→ **Brief**: How many of the lines below have the word "result" in them? The answer is that number and nothing more.

[Start of Attachment]

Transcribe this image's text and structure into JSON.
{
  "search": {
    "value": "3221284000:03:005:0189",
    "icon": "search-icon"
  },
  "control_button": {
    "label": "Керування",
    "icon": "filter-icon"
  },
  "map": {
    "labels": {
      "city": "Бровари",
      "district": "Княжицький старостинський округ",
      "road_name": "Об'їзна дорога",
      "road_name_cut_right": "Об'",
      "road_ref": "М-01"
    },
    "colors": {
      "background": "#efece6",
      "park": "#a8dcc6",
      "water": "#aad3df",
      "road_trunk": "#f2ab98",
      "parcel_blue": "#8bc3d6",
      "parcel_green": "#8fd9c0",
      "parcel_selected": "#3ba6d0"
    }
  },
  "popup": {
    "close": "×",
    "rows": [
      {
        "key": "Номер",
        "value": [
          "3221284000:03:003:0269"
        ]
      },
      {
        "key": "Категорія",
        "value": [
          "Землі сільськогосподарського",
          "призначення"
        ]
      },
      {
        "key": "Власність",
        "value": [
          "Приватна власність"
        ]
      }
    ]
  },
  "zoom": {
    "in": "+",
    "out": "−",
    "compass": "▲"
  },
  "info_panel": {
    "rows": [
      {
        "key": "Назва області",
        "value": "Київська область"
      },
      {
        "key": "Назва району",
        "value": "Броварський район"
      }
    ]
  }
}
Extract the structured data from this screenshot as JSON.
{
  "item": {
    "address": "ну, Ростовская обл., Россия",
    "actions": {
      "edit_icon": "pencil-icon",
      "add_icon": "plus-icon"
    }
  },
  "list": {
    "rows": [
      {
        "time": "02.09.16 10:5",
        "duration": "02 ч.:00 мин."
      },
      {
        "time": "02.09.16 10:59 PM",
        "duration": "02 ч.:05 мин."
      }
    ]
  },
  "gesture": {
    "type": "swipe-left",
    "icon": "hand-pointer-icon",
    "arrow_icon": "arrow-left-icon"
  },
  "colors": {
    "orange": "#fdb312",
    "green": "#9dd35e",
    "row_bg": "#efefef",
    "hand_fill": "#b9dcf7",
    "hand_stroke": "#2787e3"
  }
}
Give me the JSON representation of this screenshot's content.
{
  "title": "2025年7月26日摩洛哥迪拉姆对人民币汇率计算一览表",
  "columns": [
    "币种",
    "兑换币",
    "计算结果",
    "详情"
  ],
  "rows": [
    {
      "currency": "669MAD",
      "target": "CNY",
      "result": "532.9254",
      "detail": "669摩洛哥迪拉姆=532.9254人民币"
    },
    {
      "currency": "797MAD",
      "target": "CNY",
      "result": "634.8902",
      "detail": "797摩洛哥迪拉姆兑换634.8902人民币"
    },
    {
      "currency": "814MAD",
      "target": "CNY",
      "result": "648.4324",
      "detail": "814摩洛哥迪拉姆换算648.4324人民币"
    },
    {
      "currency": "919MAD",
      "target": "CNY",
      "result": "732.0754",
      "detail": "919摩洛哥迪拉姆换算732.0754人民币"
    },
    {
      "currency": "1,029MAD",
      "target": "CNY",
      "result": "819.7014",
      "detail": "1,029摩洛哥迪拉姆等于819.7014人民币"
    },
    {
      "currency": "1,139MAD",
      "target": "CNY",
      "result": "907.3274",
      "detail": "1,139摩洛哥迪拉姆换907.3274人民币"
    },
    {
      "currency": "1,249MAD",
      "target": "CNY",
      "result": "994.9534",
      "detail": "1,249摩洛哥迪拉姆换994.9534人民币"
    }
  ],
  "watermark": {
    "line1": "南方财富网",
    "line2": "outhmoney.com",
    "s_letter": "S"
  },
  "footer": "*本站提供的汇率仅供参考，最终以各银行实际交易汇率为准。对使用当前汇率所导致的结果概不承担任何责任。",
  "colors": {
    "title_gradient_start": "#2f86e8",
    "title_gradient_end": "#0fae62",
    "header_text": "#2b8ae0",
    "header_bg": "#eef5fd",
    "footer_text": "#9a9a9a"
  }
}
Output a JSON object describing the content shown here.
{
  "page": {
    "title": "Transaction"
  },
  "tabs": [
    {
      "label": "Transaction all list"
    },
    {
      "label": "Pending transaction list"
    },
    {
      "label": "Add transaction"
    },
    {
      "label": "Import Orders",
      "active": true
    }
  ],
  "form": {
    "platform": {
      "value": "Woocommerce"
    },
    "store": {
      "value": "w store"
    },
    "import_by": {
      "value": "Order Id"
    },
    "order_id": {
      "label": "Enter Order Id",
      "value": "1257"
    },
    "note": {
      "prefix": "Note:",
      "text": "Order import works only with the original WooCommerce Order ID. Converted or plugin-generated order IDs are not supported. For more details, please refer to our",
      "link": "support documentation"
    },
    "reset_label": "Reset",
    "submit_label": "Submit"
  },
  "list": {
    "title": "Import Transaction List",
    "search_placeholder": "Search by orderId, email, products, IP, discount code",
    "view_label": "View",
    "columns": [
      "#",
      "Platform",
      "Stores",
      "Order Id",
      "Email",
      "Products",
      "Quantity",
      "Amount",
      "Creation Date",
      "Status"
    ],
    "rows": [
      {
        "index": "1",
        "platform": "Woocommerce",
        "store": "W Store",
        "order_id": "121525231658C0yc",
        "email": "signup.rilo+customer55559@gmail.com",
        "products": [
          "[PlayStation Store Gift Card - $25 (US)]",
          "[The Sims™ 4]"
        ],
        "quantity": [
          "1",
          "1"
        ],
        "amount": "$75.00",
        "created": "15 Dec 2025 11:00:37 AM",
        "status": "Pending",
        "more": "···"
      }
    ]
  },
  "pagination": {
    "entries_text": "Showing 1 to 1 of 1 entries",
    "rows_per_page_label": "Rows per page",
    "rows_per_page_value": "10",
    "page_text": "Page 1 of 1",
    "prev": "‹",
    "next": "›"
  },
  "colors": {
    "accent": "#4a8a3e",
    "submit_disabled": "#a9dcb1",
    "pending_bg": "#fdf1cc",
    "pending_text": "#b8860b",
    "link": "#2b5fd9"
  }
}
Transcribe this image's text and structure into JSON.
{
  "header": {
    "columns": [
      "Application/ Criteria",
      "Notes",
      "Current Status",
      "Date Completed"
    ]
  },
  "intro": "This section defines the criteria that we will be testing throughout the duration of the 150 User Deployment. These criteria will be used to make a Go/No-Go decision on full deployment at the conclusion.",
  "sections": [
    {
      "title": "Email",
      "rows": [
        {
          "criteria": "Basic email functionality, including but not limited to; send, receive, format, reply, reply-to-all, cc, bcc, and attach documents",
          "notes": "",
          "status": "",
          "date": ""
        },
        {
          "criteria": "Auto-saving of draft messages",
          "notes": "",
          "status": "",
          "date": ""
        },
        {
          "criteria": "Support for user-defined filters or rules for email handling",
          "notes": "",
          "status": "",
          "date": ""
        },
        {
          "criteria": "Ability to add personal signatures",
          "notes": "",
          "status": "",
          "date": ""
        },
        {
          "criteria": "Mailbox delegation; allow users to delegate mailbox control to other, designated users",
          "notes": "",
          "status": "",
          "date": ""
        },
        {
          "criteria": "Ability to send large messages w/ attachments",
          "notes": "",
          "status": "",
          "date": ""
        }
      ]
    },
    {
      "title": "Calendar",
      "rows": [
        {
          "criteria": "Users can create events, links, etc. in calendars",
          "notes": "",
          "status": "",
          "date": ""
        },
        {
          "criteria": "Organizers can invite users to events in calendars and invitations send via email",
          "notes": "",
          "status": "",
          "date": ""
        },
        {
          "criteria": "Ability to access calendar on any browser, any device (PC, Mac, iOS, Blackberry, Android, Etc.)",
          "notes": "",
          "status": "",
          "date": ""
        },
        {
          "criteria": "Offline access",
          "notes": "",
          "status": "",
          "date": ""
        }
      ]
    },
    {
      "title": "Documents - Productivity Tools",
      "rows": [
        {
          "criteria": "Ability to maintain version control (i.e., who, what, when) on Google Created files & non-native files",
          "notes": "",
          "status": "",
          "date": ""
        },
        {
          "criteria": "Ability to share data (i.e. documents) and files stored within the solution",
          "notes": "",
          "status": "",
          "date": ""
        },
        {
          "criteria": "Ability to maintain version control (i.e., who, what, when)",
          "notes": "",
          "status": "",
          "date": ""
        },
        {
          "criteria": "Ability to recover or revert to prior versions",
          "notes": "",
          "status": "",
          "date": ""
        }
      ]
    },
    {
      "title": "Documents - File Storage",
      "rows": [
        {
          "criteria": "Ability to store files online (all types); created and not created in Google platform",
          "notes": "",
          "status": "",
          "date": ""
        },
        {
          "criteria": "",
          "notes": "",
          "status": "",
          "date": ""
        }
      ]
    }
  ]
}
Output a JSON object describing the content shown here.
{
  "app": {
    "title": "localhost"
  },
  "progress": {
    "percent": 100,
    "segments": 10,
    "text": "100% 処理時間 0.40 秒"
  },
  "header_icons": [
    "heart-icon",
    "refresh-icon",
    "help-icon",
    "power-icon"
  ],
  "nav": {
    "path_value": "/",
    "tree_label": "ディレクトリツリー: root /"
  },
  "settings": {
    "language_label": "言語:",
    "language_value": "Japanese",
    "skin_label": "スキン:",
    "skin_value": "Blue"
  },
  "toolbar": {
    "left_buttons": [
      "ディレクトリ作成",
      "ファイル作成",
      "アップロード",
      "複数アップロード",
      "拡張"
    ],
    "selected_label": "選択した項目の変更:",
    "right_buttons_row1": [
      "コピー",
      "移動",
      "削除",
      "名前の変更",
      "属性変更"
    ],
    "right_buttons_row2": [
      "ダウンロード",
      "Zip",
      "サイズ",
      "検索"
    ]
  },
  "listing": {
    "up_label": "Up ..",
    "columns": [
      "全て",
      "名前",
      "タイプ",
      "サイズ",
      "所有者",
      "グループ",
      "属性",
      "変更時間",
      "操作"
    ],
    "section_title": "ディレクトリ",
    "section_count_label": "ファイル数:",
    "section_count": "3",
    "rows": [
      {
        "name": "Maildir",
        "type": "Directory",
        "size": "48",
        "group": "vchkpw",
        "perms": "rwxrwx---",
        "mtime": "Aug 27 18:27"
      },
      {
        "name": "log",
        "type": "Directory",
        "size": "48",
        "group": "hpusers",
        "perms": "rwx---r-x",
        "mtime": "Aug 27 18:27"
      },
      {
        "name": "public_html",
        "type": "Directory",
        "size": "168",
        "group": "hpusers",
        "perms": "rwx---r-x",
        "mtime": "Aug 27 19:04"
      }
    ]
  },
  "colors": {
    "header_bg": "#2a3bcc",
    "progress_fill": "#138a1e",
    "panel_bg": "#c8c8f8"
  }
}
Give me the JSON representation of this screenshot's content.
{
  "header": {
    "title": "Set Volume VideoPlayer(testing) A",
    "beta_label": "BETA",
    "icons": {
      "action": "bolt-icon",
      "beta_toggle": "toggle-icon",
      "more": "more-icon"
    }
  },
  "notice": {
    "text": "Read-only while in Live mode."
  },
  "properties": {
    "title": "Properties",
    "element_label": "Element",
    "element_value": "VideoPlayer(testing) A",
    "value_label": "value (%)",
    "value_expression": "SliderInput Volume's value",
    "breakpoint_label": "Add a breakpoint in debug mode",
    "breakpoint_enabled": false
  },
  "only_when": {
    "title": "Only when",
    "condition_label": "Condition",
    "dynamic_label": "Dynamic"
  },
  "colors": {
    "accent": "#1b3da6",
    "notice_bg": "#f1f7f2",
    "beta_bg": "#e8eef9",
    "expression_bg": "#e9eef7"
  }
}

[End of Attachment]

→ **Solution for this exercise**: 7